__Instructions to follow__. The pictures are to be omitted when the entries are reproduced exactly.

-*-*-

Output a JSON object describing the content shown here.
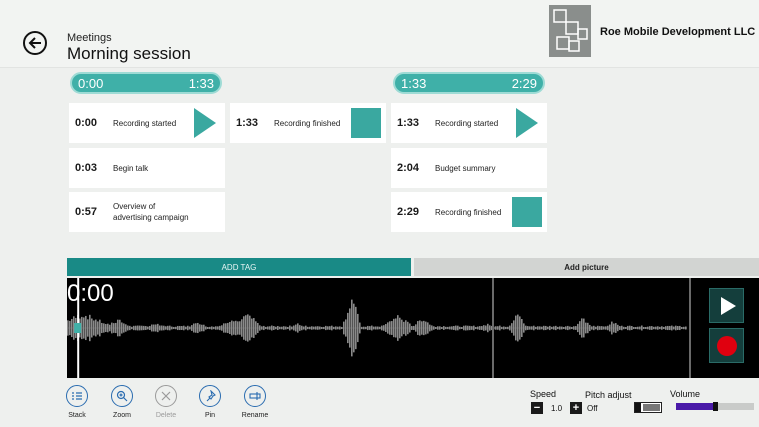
{
  "header": {
    "breadcrumb": "Meetings",
    "title": "Morning session",
    "company": "Roe Mobile Development LLC"
  },
  "segments": [
    {
      "start": "0:00",
      "end": "1:33"
    },
    {
      "start": "1:33",
      "end": "2:29"
    }
  ],
  "tags": [
    {
      "time": "0:00",
      "label": "Recording started",
      "action": "play"
    },
    {
      "time": "0:03",
      "label": "Begin talk",
      "action": ""
    },
    {
      "time": "0:57",
      "label": "Overview of advertising campaign",
      "action": ""
    },
    {
      "time": "1:33",
      "label": "Recording finished",
      "action": "stop"
    },
    {
      "time": "1:33",
      "label": "Recording started",
      "action": "play"
    },
    {
      "time": "2:04",
      "label": "Budget summary",
      "action": ""
    },
    {
      "time": "2:29",
      "label": "Recording finished",
      "action": "stop"
    }
  ],
  "buttons": {
    "add_tag": "ADD TAG",
    "add_picture": "Add picture"
  },
  "waveform": {
    "current_time": "0:00",
    "playhead_fraction": 0.01
  },
  "toolbar": [
    {
      "label": "Stack",
      "icon": "stack-icon",
      "enabled": true
    },
    {
      "label": "Zoom",
      "icon": "zoom-icon",
      "enabled": true
    },
    {
      "label": "Delete",
      "icon": "delete-icon",
      "enabled": false
    },
    {
      "label": "Pin",
      "icon": "pin-icon",
      "enabled": true
    },
    {
      "label": "Rename",
      "icon": "rename-icon",
      "enabled": true
    }
  ],
  "playback": {
    "speed_label": "Speed",
    "speed_value": "1.0",
    "pitch_label": "Pitch adjust",
    "pitch_value": "Off",
    "volume_label": "Volume",
    "volume_fraction": 0.5
  },
  "colors": {
    "accent": "#3fb0a8",
    "accent_dark": "#198a86",
    "record": "#e0000f",
    "volume": "#4a1aa8"
  }
}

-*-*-

__Result of the task__.
Output a JSON object describing the content shown here.
{
  "header": {
    "breadcrumb": "Meetings",
    "title": "Morning session",
    "company": "Roe Mobile Development LLC"
  },
  "segments": [
    {
      "start": "0:00",
      "end": "1:33"
    },
    {
      "start": "1:33",
      "end": "2:29"
    }
  ],
  "tags": [
    {
      "time": "0:00",
      "label": "Recording started",
      "action": "play"
    },
    {
      "time": "0:03",
      "label": "Begin talk",
      "action": ""
    },
    {
      "time": "0:57",
      "label": "Overview of advertising campaign",
      "action": ""
    },
    {
      "time": "1:33",
      "label": "Recording finished",
      "action": "stop"
    },
    {
      "time": "1:33",
      "label": "Recording started",
      "action": "play"
    },
    {
      "time": "2:04",
      "label": "Budget summary",
      "action": ""
    },
    {
      "time": "2:29",
      "label": "Recording finished",
      "action": "stop"
    }
  ],
  "buttons": {
    "add_tag": "ADD TAG",
    "add_picture": "Add picture"
  },
  "waveform": {
    "current_time": "0:00",
    "playhead_fraction": 0.01
  },
  "toolbar": [
    {
      "label": "Stack",
      "icon": "stack-icon",
      "enabled": true
    },
    {
      "label": "Zoom",
      "icon": "zoom-icon",
      "enabled": true
    },
    {
      "label": "Delete",
      "icon": "delete-icon",
      "enabled": false
    },
    {
      "label": "Pin",
      "icon": "pin-icon",
      "enabled": true
    },
    {
      "label": "Rename",
      "icon": "rename-icon",
      "enabled": true
    }
  ],
  "playback": {
    "speed_label": "Speed",
    "speed_value": "1.0",
    "pitch_label": "Pitch adjust",
    "pitch_value": "Off",
    "volume_label": "Volume",
    "volume_fraction": 0.5
  },
  "colors": {
    "accent": "#3fb0a8",
    "accent_dark": "#198a86",
    "record": "#e0000f",
    "volume": "#4a1aa8"
  }
}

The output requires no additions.